Perl (Practical Extraction and Report Language) is a programming language created by Larry Wall in 1987 that borrows features from C, sed, awk, and shell scripting (sh). Though the name originated as an acronym, it is normally spelt in normal mixed case when referring to the language, or lower case when referring to the interpreter. "Only perl properly parses Perl." Perl is free software, available for many platforms under the Artistic License and GPL.
Perl was designed to be a practical language to extract information from text files and generate reports. One of its mottos is There is more than one way to do it (TIMTOWTDI - pronounced 'Tim Toady'). Another is Perl: the Swiss Army Chainsaw of Programming Languages. Its versatility permits versions of many programming paradigms: procedural, functional, and object-oriented---though purists object to Perl's approach, which favors convenience to the programmer over clean language design. Perl is often considered the archetypal scripting language and has been called the "glue that holds the web together", as it is one of the most popular CGI languages.
Perl is available for just about every operating system but is particularly prevalent on Unix and Unix-like systems, and is growing in popularity on Microsoft Windows systems. As an example of Perl in action, Wikipedia is our own slightly customized version of CliffordAdams' UseMod Wiki software -- written in Perl, of course.
A huge collection of freely usable perl modules, ranging from advanced mathematics to database connectivity, networking and more, can be downloaded from a network of sites called CPAN.
Although Perl has most of the ease of use features of an interpreted language, it does not strictly interpret and execute the source code one line at a time. Rather, perl first compiles an entire program to an intermediate byte code (Much like Java's byte code), optimizing as it goes, and then executes that byte code. It is possible to compile a perl program to byte code to save the compilation step on later executions, though the "interpreter" is still needed to execute that code.
Perl 6 is currently being developed. It will run on a virtual machine.
Some people humorously claim Perl stands for 'Pathologically Eclectic Rubbish Lister' due to the high use of meaningful punctuation characters in the language syntax, as may be seen in this example program to print a greeting:

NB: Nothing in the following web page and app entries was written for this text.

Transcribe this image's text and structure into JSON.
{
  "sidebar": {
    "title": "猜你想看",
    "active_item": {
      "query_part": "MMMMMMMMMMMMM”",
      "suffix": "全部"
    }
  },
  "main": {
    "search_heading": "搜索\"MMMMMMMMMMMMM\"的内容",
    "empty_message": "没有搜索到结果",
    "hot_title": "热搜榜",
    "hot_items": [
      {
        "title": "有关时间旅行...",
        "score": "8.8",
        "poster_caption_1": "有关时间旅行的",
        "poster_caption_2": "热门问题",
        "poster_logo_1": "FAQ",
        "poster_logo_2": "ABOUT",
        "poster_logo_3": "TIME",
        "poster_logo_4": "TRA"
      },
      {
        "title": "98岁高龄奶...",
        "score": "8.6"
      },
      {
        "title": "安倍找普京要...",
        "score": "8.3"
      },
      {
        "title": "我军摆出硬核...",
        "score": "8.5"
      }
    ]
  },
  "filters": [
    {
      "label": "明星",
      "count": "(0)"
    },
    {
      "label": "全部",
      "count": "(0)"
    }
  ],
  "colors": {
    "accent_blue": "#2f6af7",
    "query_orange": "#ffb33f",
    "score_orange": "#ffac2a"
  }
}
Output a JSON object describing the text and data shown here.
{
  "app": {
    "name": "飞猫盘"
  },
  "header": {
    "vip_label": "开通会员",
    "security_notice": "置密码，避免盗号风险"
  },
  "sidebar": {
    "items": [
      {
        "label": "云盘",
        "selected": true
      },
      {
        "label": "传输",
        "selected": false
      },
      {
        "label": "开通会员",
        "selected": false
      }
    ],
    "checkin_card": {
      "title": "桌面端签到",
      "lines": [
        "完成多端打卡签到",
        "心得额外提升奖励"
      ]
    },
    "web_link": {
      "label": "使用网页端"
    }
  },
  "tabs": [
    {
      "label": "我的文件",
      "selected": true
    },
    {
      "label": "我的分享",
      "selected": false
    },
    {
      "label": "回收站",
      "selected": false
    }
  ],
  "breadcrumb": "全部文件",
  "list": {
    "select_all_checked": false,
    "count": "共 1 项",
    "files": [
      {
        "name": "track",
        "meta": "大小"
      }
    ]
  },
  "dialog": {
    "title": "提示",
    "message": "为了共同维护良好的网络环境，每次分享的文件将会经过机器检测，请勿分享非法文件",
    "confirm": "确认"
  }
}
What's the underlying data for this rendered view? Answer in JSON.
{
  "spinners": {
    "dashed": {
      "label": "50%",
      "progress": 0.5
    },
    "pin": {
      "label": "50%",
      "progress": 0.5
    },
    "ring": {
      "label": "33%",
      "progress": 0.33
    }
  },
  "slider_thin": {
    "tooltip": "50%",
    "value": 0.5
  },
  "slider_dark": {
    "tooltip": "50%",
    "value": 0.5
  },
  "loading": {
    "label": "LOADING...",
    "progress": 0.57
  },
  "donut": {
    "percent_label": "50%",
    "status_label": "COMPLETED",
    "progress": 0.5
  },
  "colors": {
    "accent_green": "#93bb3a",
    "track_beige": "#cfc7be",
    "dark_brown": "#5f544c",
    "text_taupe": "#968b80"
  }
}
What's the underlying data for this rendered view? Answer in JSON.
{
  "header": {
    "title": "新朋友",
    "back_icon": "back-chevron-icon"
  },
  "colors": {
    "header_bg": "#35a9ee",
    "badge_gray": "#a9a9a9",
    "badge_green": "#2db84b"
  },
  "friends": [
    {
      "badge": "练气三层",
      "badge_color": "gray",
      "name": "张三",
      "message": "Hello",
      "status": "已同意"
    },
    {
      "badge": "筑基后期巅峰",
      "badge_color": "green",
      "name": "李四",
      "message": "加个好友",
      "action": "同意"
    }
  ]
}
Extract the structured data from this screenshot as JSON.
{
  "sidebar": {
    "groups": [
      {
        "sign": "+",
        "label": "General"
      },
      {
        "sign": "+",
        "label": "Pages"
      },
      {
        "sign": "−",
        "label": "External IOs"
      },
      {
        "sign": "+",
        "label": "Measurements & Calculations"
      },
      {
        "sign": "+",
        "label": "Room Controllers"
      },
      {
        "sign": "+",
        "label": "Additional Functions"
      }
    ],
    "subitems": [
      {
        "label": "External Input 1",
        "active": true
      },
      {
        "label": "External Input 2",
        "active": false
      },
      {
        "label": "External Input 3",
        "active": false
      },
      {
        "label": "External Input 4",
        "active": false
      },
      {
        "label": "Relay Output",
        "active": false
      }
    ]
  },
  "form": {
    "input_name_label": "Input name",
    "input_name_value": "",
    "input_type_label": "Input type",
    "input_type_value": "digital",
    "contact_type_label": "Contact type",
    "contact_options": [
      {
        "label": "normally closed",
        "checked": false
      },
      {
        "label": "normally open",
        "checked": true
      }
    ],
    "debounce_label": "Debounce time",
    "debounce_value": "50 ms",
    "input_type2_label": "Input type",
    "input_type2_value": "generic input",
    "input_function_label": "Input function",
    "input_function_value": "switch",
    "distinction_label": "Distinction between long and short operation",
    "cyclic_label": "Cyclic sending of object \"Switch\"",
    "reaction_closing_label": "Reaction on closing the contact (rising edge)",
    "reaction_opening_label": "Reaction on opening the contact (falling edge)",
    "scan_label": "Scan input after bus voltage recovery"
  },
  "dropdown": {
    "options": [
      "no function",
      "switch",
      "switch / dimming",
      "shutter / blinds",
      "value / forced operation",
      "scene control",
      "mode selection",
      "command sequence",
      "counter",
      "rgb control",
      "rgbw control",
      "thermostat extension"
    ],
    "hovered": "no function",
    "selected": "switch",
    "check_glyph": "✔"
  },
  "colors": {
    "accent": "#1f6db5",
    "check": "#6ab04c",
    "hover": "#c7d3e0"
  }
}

# A sample Perl program $message = "Hello, world! The magic number is 234542354.\n"; print $message; $message =~ s/\d+/-1/; print $message; exit 0
and the output:
Hello, world! The magic number is 234542354. Hello, world! The magic number is -1.
The fourth line of the example shows the use of a regular expression.
- http://dmoz.org/Computers/Programming/Languages/Perl/ - dmoz on Perl
- http://www.perl.org - Perlmonger's info site
- http://www.pm.org - Perlmonger's user group site
- http://www.perlmonks.org - The Perl Monestary
- http://activestate.com - ActiveState - Perl for Windows platforms